To the Basic Latin resources quoted on pg. 15 fn. 34 add Liesner, Malte. 2012. Arbeitsbuch zur lateinischen historischen Phonologie. Wiesbaden: Reichert. This book will be a great complement to my book if you are teaching a class in the historical grammar of Latin and your students know German. It's got great problem sets and exercises and I'm sure that anybody who worked her/his way through this book would have a very solid knowledge of Latin phonology. Since U.S. students almost never know German, you might find it useful to translate some of the exercises for them.
Monday, April 2, 2012
On pg. 393 I discuss the evidence for an Old Latin 3rd sg. perf. ending -īt, but I didn't say anything about an interesting phenomenon in Classical Latin poetry which has recently been studied by Marina del Castillo Herrera. In Ovid there are 42 examples of 3rd sg. perfects ending in -iit before a vowel which scan as -iīt and no examples of the prevocalic scansion -iĭt. This contrasts with the treatment in Vergil where 20 examples of -iĭt and one (maybe two) of the scansion -iīt (Alcides subiit, haec illum regia cepit Aen. 8.363). The probable explanation is that the one example in Vergil is a metrical lengthening on the Ennian and Homeric model whereas Ovid's usage suggest a real (i.e. not metrically lengthened) long vowel. The probable explanation for Ovid's -iīt is that -iit contracted to -īt, a form attested already in Plautus, and that -iīt is a conflation of the contracted and uncontracted forms.

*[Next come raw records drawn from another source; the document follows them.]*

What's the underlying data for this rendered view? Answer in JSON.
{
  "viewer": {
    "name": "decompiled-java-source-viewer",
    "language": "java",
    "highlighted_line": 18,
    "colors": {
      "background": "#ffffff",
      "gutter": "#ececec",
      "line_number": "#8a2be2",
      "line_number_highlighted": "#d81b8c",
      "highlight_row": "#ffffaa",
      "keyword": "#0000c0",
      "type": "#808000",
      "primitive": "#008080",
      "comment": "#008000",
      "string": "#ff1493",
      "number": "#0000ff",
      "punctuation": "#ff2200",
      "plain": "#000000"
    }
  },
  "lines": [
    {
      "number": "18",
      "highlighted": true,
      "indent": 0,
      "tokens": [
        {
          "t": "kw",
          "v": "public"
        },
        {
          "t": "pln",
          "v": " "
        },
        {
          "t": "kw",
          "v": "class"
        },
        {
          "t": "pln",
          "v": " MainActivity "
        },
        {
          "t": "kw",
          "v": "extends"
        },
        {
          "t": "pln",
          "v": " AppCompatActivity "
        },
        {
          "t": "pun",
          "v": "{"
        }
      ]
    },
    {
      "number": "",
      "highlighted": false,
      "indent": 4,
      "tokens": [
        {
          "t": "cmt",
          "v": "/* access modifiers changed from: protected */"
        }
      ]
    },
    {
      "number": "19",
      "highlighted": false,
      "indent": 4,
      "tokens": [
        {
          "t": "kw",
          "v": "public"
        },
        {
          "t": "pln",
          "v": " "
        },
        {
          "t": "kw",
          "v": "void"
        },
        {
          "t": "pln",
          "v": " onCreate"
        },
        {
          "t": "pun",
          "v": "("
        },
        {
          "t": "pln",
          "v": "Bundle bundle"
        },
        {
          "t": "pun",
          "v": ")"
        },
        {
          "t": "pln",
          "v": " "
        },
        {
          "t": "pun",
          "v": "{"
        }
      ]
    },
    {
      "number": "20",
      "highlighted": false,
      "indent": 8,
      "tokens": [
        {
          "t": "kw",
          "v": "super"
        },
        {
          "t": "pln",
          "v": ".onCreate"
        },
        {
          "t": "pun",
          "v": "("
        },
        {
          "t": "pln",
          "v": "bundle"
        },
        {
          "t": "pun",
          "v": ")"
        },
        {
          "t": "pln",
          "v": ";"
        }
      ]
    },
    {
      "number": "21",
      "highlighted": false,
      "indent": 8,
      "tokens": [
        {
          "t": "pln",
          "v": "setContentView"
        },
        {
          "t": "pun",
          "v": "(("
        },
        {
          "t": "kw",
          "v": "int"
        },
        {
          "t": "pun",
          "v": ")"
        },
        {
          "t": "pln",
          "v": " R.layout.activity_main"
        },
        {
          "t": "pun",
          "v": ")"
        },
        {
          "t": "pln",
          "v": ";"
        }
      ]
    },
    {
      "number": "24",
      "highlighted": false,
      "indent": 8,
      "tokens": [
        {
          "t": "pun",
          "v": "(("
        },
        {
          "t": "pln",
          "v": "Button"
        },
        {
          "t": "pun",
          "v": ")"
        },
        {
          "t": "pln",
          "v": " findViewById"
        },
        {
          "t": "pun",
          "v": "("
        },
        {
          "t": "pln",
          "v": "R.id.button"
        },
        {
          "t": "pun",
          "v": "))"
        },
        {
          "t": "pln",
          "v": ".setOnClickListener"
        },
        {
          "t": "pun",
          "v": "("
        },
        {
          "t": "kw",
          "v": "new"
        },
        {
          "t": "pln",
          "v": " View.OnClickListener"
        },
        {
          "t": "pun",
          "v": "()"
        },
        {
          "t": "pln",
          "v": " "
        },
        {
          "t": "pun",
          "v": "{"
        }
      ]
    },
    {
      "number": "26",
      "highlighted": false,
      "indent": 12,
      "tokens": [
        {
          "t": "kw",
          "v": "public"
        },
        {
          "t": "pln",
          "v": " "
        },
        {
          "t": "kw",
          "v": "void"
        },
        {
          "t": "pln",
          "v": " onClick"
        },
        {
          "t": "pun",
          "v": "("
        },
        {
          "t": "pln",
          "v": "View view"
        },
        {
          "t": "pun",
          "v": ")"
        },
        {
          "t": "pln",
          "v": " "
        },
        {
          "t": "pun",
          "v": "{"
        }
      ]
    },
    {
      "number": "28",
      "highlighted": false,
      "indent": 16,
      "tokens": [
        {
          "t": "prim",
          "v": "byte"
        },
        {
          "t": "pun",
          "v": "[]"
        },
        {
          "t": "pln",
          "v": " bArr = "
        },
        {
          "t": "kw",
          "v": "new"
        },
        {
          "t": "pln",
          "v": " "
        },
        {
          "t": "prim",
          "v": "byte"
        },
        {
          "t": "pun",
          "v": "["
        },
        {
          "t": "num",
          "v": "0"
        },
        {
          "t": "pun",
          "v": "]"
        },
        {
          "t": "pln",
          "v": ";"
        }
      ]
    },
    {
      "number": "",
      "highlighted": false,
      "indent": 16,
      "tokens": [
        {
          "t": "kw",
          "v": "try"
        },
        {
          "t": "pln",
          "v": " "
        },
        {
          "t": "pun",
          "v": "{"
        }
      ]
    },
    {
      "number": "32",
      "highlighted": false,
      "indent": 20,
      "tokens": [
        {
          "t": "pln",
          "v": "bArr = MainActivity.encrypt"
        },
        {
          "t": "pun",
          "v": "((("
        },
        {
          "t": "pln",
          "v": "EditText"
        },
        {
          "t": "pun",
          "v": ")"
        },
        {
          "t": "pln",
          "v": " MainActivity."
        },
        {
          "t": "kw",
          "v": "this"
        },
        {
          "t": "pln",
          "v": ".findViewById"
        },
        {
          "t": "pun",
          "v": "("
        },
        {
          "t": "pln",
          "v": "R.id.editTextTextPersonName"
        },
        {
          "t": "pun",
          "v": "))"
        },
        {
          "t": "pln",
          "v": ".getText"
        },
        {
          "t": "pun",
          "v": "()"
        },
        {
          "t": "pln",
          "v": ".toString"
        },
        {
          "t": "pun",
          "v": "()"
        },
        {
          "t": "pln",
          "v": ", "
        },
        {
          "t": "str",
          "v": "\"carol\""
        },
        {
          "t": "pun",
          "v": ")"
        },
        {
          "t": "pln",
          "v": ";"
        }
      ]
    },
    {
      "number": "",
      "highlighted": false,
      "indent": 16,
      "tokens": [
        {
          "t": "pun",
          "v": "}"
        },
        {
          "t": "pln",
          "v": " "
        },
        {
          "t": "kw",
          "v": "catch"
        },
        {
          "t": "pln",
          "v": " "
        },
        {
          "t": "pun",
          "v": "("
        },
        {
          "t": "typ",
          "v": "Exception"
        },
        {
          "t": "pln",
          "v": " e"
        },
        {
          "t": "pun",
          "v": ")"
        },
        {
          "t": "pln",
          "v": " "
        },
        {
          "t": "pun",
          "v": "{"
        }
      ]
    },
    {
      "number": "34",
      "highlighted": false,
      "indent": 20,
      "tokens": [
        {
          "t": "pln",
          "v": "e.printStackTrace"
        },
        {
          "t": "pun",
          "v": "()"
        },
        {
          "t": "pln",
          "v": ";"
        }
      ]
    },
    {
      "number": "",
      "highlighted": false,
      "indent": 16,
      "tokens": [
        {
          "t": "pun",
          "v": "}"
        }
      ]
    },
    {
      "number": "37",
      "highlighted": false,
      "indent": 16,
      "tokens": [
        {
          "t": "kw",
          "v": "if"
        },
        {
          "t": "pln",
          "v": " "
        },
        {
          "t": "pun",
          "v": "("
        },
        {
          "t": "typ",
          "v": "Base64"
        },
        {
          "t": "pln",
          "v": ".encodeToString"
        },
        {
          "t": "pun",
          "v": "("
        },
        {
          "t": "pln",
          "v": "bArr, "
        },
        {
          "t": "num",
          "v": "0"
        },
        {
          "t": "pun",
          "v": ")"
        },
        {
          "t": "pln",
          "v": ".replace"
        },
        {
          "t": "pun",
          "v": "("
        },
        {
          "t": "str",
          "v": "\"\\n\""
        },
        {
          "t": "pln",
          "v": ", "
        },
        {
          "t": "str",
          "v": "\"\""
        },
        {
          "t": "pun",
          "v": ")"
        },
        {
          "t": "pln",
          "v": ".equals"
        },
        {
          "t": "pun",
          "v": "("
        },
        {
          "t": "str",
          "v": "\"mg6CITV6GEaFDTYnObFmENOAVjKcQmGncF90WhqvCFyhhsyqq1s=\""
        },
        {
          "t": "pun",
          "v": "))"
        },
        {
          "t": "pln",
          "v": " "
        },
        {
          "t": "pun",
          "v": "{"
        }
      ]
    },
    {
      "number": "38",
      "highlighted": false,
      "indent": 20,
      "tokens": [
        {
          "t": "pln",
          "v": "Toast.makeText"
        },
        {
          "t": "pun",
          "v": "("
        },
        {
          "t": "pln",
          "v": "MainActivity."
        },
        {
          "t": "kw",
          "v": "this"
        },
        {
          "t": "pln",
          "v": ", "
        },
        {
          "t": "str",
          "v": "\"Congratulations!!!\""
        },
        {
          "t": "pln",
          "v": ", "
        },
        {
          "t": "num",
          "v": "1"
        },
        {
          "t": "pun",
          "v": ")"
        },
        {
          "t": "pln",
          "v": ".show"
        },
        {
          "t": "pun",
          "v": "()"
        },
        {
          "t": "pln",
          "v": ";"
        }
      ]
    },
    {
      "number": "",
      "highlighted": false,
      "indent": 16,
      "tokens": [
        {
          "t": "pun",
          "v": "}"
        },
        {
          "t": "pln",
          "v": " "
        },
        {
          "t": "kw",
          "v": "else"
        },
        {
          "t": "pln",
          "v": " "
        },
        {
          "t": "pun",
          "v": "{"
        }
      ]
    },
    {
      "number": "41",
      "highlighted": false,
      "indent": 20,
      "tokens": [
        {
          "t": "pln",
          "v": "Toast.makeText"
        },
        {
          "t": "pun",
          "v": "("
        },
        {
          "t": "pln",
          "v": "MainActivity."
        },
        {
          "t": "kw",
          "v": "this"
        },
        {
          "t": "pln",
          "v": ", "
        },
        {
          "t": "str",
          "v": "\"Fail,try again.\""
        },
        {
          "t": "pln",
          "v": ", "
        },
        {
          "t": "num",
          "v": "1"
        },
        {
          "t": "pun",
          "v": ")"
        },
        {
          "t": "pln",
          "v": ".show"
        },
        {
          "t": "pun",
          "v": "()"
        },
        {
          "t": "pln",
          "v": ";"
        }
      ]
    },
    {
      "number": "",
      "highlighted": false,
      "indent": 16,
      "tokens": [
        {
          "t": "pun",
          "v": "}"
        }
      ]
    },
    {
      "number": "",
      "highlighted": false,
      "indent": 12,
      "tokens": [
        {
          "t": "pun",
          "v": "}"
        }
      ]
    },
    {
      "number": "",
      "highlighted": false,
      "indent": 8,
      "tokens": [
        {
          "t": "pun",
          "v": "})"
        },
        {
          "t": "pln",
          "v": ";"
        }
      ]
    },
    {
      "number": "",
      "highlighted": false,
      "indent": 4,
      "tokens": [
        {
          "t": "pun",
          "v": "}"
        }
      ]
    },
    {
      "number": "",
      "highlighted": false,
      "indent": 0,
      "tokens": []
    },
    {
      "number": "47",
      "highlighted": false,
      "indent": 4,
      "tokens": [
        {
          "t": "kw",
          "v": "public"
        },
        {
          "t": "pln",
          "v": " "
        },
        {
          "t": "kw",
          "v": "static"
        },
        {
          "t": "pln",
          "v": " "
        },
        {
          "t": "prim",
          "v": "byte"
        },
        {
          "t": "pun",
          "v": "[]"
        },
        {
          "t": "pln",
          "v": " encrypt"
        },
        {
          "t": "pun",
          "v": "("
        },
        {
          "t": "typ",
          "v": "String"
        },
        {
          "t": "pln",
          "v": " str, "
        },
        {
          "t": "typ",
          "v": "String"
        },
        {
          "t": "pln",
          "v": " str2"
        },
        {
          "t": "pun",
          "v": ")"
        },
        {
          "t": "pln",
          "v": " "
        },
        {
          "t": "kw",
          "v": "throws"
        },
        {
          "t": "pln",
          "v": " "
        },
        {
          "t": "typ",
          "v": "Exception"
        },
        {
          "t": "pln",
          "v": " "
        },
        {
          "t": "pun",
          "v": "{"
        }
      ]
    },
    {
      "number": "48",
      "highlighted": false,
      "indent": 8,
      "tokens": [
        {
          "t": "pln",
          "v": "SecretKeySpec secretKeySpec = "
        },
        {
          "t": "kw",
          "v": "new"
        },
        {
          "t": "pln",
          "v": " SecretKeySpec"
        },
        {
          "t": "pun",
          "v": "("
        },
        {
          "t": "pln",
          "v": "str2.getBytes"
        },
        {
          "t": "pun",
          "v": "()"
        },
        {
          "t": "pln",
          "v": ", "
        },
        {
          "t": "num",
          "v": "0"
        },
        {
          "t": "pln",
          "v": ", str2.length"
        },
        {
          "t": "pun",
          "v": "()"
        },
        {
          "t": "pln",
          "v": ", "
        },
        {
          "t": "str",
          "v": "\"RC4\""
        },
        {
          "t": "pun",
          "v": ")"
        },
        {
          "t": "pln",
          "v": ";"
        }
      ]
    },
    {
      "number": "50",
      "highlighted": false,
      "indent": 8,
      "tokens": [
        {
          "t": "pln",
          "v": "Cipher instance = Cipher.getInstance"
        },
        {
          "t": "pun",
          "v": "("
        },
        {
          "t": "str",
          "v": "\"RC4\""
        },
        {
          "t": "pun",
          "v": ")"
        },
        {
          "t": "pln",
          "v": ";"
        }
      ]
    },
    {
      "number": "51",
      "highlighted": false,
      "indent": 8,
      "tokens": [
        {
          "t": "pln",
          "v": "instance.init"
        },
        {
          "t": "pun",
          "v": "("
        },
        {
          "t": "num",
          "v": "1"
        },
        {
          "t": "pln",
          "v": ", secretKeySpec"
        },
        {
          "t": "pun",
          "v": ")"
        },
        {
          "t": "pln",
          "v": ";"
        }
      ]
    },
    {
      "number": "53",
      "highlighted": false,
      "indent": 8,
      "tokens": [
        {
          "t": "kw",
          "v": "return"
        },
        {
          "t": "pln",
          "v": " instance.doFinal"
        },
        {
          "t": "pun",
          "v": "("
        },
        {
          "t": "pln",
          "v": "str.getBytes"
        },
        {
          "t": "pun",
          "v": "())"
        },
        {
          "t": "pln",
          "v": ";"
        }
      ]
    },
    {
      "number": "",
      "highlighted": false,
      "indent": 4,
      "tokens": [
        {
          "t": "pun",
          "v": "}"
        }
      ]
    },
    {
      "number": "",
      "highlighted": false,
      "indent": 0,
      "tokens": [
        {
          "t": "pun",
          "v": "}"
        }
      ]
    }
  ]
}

See del Castillo Herrera, Marina. 2009. "Las formas de perfecto de indicativo en -iit." Cuad. Fil. Clás. Estud. Lat. 29.2:5-20.